Do Robins Migrate?

RobinThe American robin ( Turdus migratorius) is a relatively large songbird common throughout nearly all of North America. Robins can be found in almost any environment from open fields to woods, as well as suburban lawns and parks. Their cheery song and easy to identify colorings has led them a to become one of the most easily identified birds by children and adults alike.┬áSince it is such a popular bird, many ask the question, “Do Robins Migrate?”

Robins Do Migrate…sometimes

In Northern climates Robins are often the first migratory bird to show up each spring. It is estimated that the current American robin population is around 320 million birds, each with an average lifespan of 2 years.

American robins that live in the Northern United States and Canada migrate south in the winter, whereas those in the Central and Southern U.S. are usually year-round birds.

In the winter, robins will gather in trees to roost. Roosts of robins have been found to contain up to a one-quarter million birds. These roosts are a method of the robins to protect themselves from predators such as hawks and cats. Their wary individual personalities help warn the entire flock of any impending menace.

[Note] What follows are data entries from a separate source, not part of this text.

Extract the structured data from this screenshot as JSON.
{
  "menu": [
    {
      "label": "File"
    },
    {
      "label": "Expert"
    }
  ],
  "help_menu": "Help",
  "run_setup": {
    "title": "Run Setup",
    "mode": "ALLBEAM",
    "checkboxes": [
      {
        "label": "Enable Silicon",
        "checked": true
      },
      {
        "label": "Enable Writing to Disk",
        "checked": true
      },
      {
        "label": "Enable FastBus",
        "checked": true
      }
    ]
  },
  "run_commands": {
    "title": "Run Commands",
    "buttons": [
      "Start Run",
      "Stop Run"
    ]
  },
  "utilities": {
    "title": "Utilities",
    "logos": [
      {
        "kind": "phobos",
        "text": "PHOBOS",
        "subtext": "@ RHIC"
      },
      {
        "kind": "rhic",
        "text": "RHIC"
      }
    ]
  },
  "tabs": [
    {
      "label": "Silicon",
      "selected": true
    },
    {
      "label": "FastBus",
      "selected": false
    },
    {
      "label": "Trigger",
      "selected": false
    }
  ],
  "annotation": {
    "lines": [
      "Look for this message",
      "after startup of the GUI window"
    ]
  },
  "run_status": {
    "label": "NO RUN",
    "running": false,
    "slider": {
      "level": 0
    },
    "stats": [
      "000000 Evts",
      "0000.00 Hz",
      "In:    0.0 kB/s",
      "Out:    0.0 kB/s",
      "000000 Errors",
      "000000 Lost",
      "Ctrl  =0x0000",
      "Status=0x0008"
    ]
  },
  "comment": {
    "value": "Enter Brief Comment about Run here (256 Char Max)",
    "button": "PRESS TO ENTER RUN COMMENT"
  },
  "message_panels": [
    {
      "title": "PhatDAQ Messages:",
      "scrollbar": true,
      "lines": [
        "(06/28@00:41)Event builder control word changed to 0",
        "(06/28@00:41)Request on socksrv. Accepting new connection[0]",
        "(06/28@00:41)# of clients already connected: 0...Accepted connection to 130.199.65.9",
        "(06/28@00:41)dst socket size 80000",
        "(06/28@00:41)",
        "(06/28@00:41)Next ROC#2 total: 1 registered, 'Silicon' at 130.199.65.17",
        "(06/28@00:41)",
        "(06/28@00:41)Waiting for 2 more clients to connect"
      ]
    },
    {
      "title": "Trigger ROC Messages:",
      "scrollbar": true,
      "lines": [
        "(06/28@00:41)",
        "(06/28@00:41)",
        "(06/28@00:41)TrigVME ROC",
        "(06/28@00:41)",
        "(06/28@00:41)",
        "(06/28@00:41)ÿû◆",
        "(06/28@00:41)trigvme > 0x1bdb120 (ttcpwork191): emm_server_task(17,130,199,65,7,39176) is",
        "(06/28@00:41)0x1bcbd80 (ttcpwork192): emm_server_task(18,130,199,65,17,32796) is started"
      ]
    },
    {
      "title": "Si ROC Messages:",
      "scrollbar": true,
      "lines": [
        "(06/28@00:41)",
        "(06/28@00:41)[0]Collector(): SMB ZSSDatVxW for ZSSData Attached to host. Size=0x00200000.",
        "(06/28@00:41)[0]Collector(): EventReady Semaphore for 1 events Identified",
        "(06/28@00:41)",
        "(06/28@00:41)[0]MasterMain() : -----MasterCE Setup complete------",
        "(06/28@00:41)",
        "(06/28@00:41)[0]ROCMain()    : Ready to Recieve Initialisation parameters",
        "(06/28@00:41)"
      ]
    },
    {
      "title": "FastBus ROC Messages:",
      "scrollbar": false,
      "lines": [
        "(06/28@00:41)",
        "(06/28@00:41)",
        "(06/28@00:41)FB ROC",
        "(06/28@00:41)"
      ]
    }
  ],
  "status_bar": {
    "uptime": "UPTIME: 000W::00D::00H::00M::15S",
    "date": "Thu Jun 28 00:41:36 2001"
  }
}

American robins tend to have bold personalities, and can often be spotted bounding across lawns and open regions looking for food.

The top part of the robin’s body is usually black or grey with white around the eyes, and a distinctive red or orange breast. Robins are normally around 11 inches long and can have a wing span of about the same length.

What Do Robin Eat

The American robin is omnivorous, and eats differently depending on the season and time of day. In the summer, robins will expend their mornings hopping across the ground searching for earthworms, which they hunt purely by sight. American Robins tend to eat more fruits and berries during summer afternoons. In winter, they will eat honeysuckle berries almost exclusively, and can sometimes become intoxicated from overindulgence, falling over when they walk.

Robin Nests

In early springtime, female robins will construct nests in trees or other high places from a combination of grass, twigs and plumages. The nest is lined with mud and cushioned with grass. After mating, the female will lay 3-5 light blue eggs that she will incubate alone until hatching, 14 days later. The chicks will be able two fly two weeks after hatching, and will follow their mother and father around for a short while to beg food from them. American robins can have several broods per year, and will build a new nest for each one. After the mating season is over, female robins will rejoin their roost for the winter.



  • The oldest known American robin lived to be 14 years old.
  • Robins will often attack much bigger birds and animals, including humans, that get too near their nests during brooding.



The Cornell Lab of Ornithology

Field Guide to Birds of North America